## The records
══════════════════════════════
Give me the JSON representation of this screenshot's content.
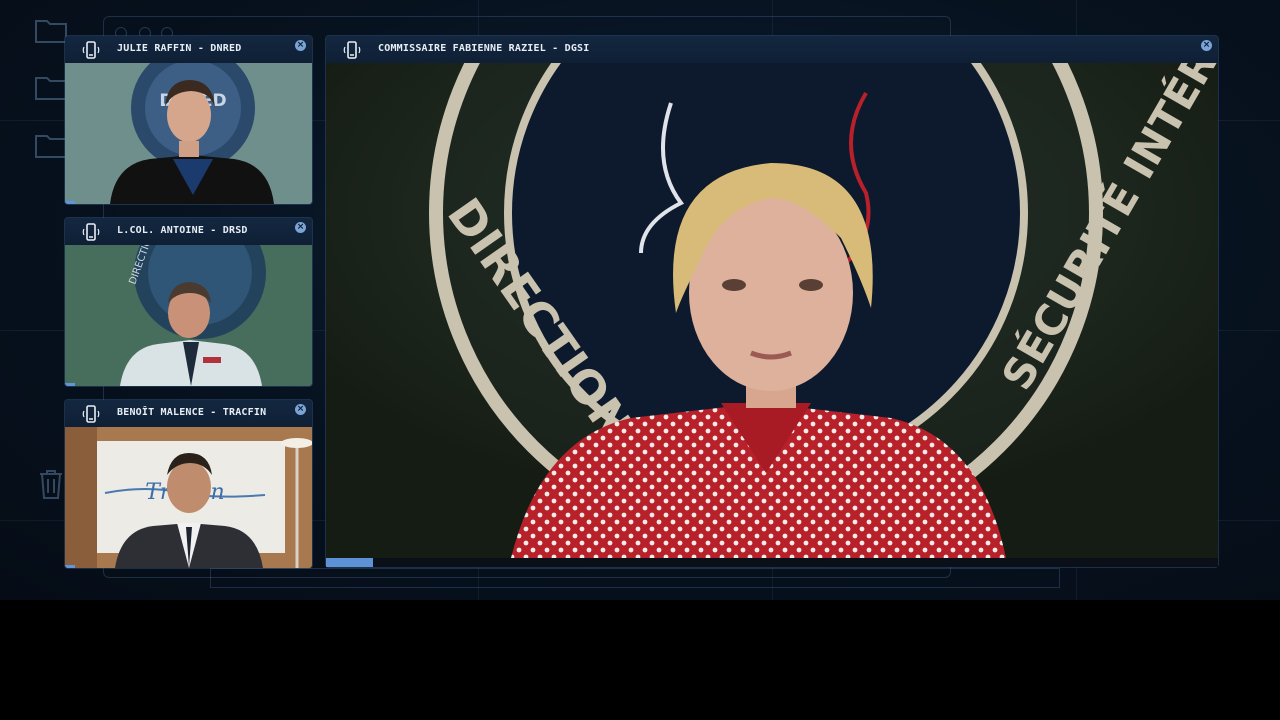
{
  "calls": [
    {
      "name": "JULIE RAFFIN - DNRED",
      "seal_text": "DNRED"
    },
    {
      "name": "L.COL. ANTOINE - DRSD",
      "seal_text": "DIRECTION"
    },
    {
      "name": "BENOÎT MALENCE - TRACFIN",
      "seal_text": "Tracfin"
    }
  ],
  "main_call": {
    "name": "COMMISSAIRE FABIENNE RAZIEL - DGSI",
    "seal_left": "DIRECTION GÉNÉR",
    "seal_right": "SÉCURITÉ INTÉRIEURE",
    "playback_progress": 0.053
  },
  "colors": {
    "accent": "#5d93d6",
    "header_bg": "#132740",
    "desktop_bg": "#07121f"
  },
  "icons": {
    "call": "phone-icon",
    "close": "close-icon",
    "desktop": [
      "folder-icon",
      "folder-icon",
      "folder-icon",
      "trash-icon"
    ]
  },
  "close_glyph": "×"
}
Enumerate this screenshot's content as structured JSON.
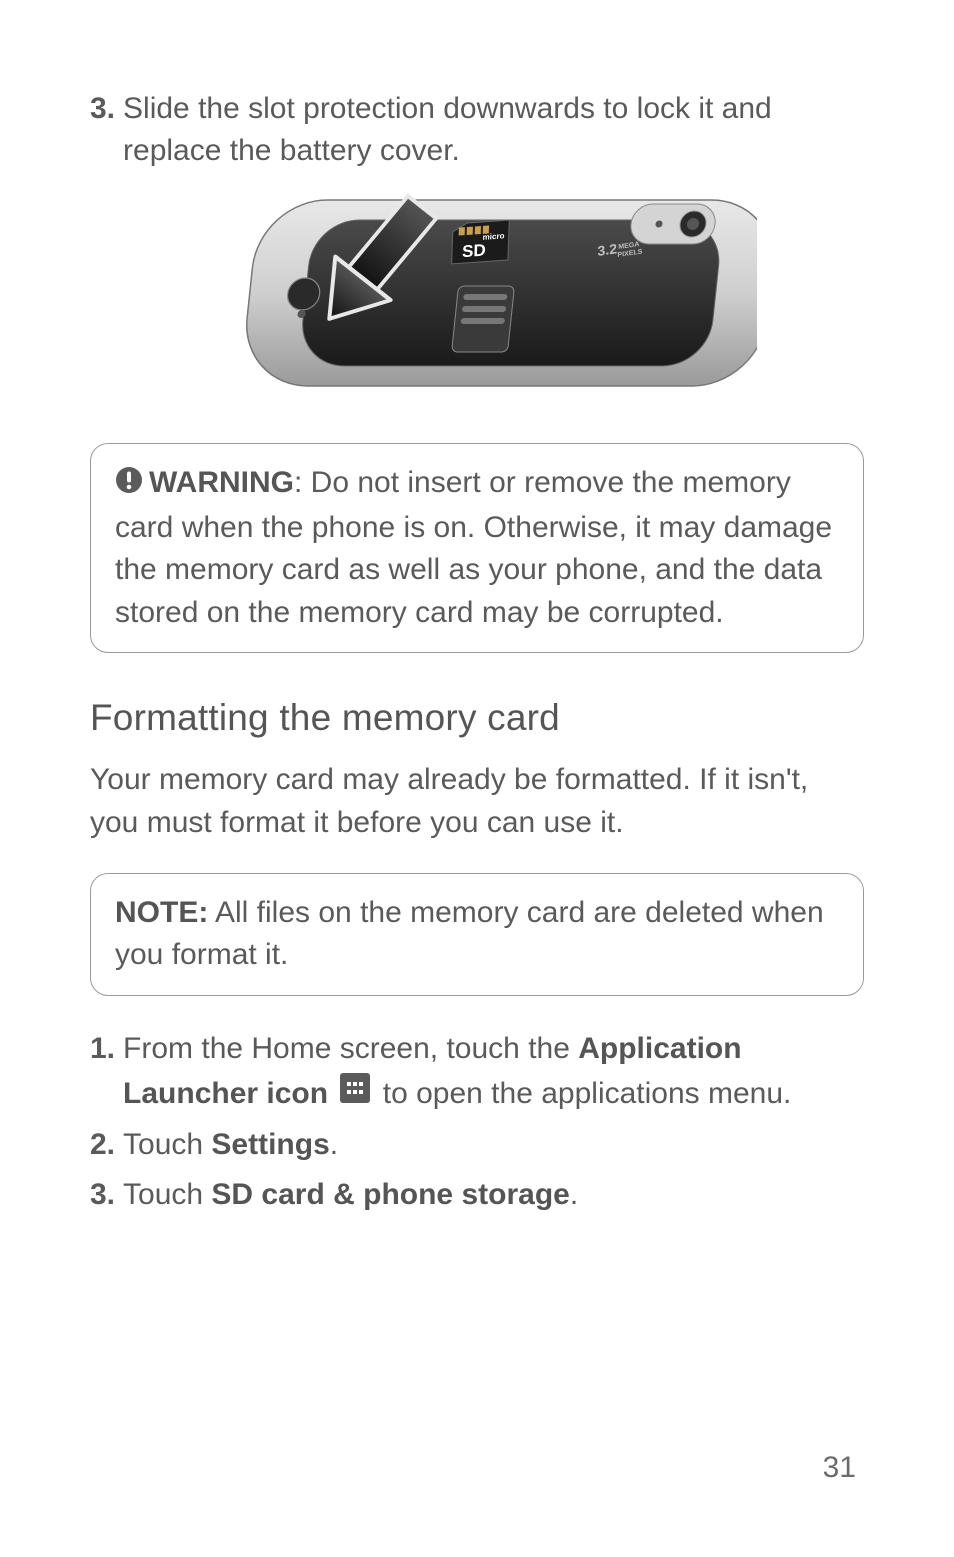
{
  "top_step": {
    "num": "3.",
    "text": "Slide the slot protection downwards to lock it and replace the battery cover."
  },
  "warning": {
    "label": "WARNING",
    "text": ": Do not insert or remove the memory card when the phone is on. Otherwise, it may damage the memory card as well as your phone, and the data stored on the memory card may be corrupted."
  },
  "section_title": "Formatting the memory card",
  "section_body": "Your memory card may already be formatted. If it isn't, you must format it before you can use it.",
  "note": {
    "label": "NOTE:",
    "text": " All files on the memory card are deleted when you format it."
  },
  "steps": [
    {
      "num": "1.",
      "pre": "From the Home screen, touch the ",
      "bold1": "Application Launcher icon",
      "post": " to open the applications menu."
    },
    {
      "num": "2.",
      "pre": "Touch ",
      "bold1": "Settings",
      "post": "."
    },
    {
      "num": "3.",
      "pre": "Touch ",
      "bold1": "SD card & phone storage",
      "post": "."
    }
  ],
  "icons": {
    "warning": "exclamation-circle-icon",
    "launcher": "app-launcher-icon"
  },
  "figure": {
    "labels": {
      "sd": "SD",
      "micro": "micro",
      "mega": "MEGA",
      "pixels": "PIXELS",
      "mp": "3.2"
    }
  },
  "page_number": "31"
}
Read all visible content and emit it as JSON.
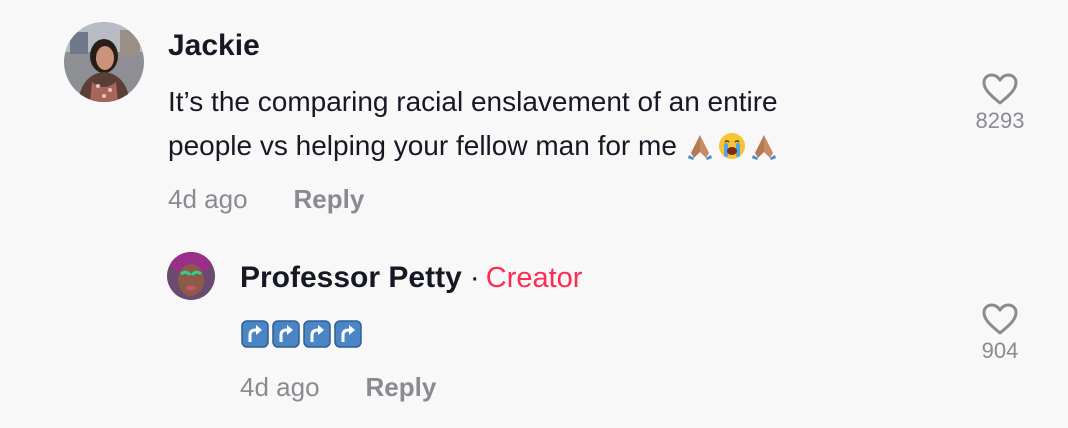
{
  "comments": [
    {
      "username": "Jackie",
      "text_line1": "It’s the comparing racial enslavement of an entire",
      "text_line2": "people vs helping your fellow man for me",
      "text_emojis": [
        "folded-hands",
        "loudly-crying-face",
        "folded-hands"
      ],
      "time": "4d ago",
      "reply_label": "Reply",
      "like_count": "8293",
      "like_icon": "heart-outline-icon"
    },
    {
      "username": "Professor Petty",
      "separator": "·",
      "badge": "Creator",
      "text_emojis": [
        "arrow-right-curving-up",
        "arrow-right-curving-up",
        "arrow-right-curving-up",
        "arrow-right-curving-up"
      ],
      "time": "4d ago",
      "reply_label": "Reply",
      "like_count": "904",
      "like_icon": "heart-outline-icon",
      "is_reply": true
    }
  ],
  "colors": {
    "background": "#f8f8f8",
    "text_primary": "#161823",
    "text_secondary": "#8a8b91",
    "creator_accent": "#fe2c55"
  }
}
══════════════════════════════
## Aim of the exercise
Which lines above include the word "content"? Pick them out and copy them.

## Task result
Give me the JSON representation of this screenshot's content.
Enumerate this screenshot's content as structured JSON.
Read all visible content and emit it as JSON.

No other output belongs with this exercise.